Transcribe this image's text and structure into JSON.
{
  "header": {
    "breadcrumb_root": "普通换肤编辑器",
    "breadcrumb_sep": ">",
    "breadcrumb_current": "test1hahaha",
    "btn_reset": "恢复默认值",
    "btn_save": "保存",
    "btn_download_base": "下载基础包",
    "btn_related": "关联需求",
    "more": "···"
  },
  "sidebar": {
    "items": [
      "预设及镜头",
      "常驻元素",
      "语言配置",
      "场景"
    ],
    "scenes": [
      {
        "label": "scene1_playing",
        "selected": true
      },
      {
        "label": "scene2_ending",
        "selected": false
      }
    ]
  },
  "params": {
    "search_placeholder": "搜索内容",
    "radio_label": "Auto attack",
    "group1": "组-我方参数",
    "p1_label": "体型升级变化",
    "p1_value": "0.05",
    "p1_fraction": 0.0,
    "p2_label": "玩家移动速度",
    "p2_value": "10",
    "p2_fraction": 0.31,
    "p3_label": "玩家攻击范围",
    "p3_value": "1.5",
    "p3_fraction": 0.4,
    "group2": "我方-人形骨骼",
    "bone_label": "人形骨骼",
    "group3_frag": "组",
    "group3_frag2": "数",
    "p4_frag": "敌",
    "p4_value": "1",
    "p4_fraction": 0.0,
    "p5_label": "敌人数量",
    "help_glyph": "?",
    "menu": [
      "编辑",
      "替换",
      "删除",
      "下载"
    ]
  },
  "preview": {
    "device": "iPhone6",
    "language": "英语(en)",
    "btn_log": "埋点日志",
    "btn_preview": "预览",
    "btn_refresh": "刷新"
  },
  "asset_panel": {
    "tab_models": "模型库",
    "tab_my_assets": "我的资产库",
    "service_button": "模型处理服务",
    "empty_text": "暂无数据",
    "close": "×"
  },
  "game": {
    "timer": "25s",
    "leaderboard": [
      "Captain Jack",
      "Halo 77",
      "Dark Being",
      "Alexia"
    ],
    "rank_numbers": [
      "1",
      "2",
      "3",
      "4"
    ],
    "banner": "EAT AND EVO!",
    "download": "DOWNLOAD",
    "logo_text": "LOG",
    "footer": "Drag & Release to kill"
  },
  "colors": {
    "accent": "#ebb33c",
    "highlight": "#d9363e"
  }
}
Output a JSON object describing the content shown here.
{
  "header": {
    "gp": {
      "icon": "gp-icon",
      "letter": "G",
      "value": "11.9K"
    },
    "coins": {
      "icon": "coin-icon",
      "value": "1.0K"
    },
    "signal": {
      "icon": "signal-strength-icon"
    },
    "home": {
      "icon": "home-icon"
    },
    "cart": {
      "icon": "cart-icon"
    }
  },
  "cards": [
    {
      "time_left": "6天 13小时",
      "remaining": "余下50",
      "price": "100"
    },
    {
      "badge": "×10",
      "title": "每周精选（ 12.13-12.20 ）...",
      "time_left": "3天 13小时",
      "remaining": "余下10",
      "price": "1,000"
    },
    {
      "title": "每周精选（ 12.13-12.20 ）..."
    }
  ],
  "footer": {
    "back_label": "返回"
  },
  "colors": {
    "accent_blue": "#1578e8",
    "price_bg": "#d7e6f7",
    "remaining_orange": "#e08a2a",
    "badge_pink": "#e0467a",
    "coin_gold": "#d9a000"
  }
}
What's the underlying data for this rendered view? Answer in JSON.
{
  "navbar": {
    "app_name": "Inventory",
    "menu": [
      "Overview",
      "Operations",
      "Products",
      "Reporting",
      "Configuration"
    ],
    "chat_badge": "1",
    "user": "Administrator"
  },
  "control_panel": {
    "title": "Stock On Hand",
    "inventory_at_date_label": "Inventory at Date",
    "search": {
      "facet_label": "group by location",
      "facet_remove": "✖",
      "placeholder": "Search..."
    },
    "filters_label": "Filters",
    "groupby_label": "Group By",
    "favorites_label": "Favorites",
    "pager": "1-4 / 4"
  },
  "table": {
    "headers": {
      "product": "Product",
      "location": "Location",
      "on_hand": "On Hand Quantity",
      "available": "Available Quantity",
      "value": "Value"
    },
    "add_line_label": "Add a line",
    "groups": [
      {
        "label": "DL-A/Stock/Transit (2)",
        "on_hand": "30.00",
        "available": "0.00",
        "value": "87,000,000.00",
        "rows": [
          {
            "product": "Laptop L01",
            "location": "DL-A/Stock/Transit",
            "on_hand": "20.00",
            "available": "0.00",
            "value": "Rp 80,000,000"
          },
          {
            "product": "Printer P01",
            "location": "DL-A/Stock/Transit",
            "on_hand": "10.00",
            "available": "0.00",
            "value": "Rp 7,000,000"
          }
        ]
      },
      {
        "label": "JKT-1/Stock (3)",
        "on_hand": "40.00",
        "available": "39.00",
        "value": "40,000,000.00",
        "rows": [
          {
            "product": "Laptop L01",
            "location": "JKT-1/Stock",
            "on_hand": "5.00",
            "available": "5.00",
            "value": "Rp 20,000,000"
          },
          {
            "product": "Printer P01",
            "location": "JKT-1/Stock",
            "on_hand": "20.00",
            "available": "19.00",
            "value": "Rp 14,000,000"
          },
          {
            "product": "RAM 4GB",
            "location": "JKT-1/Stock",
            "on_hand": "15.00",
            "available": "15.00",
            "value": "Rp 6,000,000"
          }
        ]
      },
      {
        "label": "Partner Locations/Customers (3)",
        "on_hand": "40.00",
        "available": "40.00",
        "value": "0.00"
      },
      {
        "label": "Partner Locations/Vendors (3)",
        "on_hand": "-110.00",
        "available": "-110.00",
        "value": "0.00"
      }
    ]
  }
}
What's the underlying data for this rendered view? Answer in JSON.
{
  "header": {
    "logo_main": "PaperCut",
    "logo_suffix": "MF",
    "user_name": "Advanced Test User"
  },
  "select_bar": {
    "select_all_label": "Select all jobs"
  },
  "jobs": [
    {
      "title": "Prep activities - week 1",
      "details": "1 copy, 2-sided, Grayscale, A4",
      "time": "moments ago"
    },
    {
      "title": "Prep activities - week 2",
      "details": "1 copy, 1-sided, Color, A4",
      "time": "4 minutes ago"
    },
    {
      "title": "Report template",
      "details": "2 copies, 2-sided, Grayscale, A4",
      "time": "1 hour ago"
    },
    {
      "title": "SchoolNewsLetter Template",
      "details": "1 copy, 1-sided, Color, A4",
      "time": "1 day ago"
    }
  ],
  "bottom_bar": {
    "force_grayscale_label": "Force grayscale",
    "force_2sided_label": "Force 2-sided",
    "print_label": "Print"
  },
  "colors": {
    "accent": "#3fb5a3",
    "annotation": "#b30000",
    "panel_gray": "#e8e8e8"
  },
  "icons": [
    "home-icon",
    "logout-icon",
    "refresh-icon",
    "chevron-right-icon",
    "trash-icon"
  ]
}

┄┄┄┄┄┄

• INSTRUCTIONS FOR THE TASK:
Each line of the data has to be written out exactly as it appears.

• OUTPUT:
Transcribe this image's text and structure into JSON.
{
  "header": {
    "breadcrumb_root": "普通换肤编辑器",
    "breadcrumb_sep": ">",
    "breadcrumb_current": "test1hahaha",
    "btn_reset": "恢复默认值",
    "btn_save": "保存",
    "btn_download_base": "下载基础包",
    "btn_related": "关联需求",
    "more": "···"
  },
  "sidebar": {
    "items": [
      "预设及镜头",
      "常驻元素",
      "语言配置",
      "场景"
    ],
    "scenes": [
      {
        "label": "scene1_playing",
        "selected": true
      },
      {
        "label": "scene2_ending",
        "selected": false
      }
    ]
  },
  "params": {
    "search_placeholder": "搜索内容",
    "radio_label": "Auto attack",
    "group1": "组-我方参数",
    "p1_label": "体型升级变化",
    "p1_value": "0.05",
    "p1_fraction": 0.0,
    "p2_label": "玩家移动速度",
    "p2_value": "10",
    "p2_fraction": 0.31,
    "p3_label": "玩家攻击范围",
    "p3_value": "1.5",
    "p3_fraction": 0.4,
    "group2": "我方-人形骨骼",
    "bone_label": "人形骨骼",
    "group3_frag": "组",
    "group3_frag2": "数",
    "p4_frag": "敌",
    "p4_value": "1",
    "p4_fraction": 0.0,
    "p5_label": "敌人数量",
    "help_glyph": "?",
    "menu": [
      "编辑",
      "替换",
      "删除",
      "下载"
    ]
  },
  "preview": {
    "device": "iPhone6",
    "language": "英语(en)",
    "btn_log": "埋点日志",
    "btn_preview": "预览",
    "btn_refresh": "刷新"
  },
  "asset_panel": {
    "tab_models": "模型库",
    "tab_my_assets": "我的资产库",
    "service_button": "模型处理服务",
    "empty_text": "暂无数据",
    "close": "×"
  },
  "game": {
    "timer": "25s",
    "leaderboard": [
      "Captain Jack",
      "Halo 77",
      "Dark Being",
      "Alexia"
    ],
    "rank_numbers": [
      "1",
      "2",
      "3",
      "4"
    ],
    "banner": "EAT AND EVO!",
    "download": "DOWNLOAD",
    "logo_text": "LOG",
    "footer": "Drag & Release to kill"
  },
  "colors": {
    "accent": "#ebb33c",
    "highlight": "#d9363e"
  }
}
Output a JSON object describing the content shown here.
{
  "header": {
    "gp": {
      "icon": "gp-icon",
      "letter": "G",
      "value": "11.9K"
    },
    "coins": {
      "icon": "coin-icon",
      "value": "1.0K"
    },
    "signal": {
      "icon": "signal-strength-icon"
    },
    "home": {
      "icon": "home-icon"
    },
    "cart": {
      "icon": "cart-icon"
    }
  },
  "cards": [
    {
      "time_left": "6天 13小时",
      "remaining": "余下50",
      "price": "100"
    },
    {
      "badge": "×10",
      "title": "每周精选（ 12.13-12.20 ）...",
      "time_left": "3天 13小时",
      "remaining": "余下10",
      "price": "1,000"
    },
    {
      "title": "每周精选（ 12.13-12.20 ）..."
    }
  ],
  "footer": {
    "back_label": "返回"
  },
  "colors": {
    "accent_blue": "#1578e8",
    "price_bg": "#d7e6f7",
    "remaining_orange": "#e08a2a",
    "badge_pink": "#e0467a",
    "coin_gold": "#d9a000"
  }
}
What's the underlying data for this rendered view? Answer in JSON.
{
  "navbar": {
    "app_name": "Inventory",
    "menu": [
      "Overview",
      "Operations",
      "Products",
      "Reporting",
      "Configuration"
    ],
    "chat_badge": "1",
    "user": "Administrator"
  },
  "control_panel": {
    "title": "Stock On Hand",
    "inventory_at_date_label": "Inventory at Date",
    "search": {
      "facet_label": "group by location",
      "facet_remove": "✖",
      "placeholder": "Search..."
    },
    "filters_label": "Filters",
    "groupby_label": "Group By",
    "favorites_label": "Favorites",
    "pager": "1-4 / 4"
  },
  "table": {
    "headers": {
      "product": "Product",
      "location": "Location",
      "on_hand": "On Hand Quantity",
      "available": "Available Quantity",
      "value": "Value"
    },
    "add_line_label": "Add a line",
    "groups": [
      {
        "label": "DL-A/Stock/Transit (2)",
        "on_hand": "30.00",
        "available": "0.00",
        "value": "87,000,000.00",
        "rows": [
          {
            "product": "Laptop L01",
            "location": "DL-A/Stock/Transit",
            "on_hand": "20.00",
            "available": "0.00",
            "value": "Rp 80,000,000"
          },
          {
            "product": "Printer P01",
            "location": "DL-A/Stock/Transit",
            "on_hand": "10.00",
            "available": "0.00",
            "value": "Rp 7,000,000"
          }
        ]
      },
      {
        "label": "JKT-1/Stock (3)",
        "on_hand": "40.00",
        "available": "39.00",
        "value": "40,000,000.00",
        "rows": [
          {
            "product": "Laptop L01",
            "location": "JKT-1/Stock",
            "on_hand": "5.00",
            "available": "5.00",
            "value": "Rp 20,000,000"
          },
          {
            "product": "Printer P01",
            "location": "JKT-1/Stock",
            "on_hand": "20.00",
            "available": "19.00",
            "value": "Rp 14,000,000"
          },
          {
            "product": "RAM 4GB",
            "location": "JKT-1/Stock",
            "on_hand": "15.00",
            "available": "15.00",
            "value": "Rp 6,000,000"
          }
        ]
      },
      {
        "label": "Partner Locations/Customers (3)",
        "on_hand": "40.00",
        "available": "40.00",
        "value": "0.00"
      },
      {
        "label": "Partner Locations/Vendors (3)",
        "on_hand": "-110.00",
        "available": "-110.00",
        "value": "0.00"
      }
    ]
  }
}
What's the underlying data for this rendered view? Answer in JSON.
{
  "header": {
    "logo_main": "PaperCut",
    "logo_suffix": "MF",
    "user_name": "Advanced Test User"
  },
  "select_bar": {
    "select_all_label": "Select all jobs"
  },
  "jobs": [
    {
      "title": "Prep activities - week 1",
      "details": "1 copy, 2-sided, Grayscale, A4",
      "time": "moments ago"
    },
    {
      "title": "Prep activities - week 2",
      "details": "1 copy, 1-sided, Color, A4",
      "time": "4 minutes ago"
    },
    {
      "title": "Report template",
      "details": "2 copies, 2-sided, Grayscale, A4",
      "time": "1 hour ago"
    },
    {
      "title": "SchoolNewsLetter Template",
      "details": "1 copy, 1-sided, Color, A4",
      "time": "1 day ago"
    }
  ],
  "bottom_bar": {
    "force_grayscale_label": "Force grayscale",
    "force_2sided_label": "Force 2-sided",
    "print_label": "Print"
  },
  "colors": {
    "accent": "#3fb5a3",
    "annotation": "#b30000",
    "panel_gray": "#e8e8e8"
  },
  "icons": [
    "home-icon",
    "logout-icon",
    "refresh-icon",
    "chevron-right-icon",
    "trash-icon"
  ]
}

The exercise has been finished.